The FDA and the Federal Trade Commission (FTC) recently warned companies that sell homeopathic hCG products that they are breaking the law by selling drugs that have not been approved, and by making unproven claims about their effects. The FDA and FTC also caution that these products may be unsafe.

What about the 500-calorie diet?

A 500-calorie diet makes it hard to meet our nutritional needs. We need more than 40 different nutrients for good health and should be eating 5 to 9 servings of fruits and vegetables a day. Multivitamins are not a solution to eating a poor diet. A very low-calorie diet can also cause gallstones, an irregular heartbeat, and other health problems.

Some people with health problems related to their weight might be candidates for a very low-calorie diet, but they must be carefully supervised by a health professional.

Losing Weight Safely

Doctors agree that the best way to lose extra pounds and keep them off is to eat a healthy diet with plenty of whole grains, vegetables—including legumes like peas and beans—and fresh fruits, and to limit fried foods or fatty meat products. Drinking water instead of sugary sodas and being sure to exercise for 30 minutes a day, most days of the week, are also key.

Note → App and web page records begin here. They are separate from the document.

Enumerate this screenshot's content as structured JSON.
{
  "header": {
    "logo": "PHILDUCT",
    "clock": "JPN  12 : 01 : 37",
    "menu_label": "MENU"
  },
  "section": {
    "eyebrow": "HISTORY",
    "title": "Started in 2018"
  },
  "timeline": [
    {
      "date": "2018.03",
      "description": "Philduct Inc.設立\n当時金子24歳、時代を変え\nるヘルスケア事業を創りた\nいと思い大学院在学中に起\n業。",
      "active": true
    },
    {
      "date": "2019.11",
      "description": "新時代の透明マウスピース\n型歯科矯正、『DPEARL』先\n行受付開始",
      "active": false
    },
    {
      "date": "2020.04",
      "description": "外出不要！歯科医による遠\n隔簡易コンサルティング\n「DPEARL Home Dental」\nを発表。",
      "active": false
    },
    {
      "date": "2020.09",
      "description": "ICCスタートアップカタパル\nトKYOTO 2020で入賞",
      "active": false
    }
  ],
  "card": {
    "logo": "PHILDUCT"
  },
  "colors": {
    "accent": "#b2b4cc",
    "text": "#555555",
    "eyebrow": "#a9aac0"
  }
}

For more information on safe ways to lose weight, in general, and a safe very low-calorie diet, in particular, please visit the NIH Weight-Control Information Network Web sites shown below: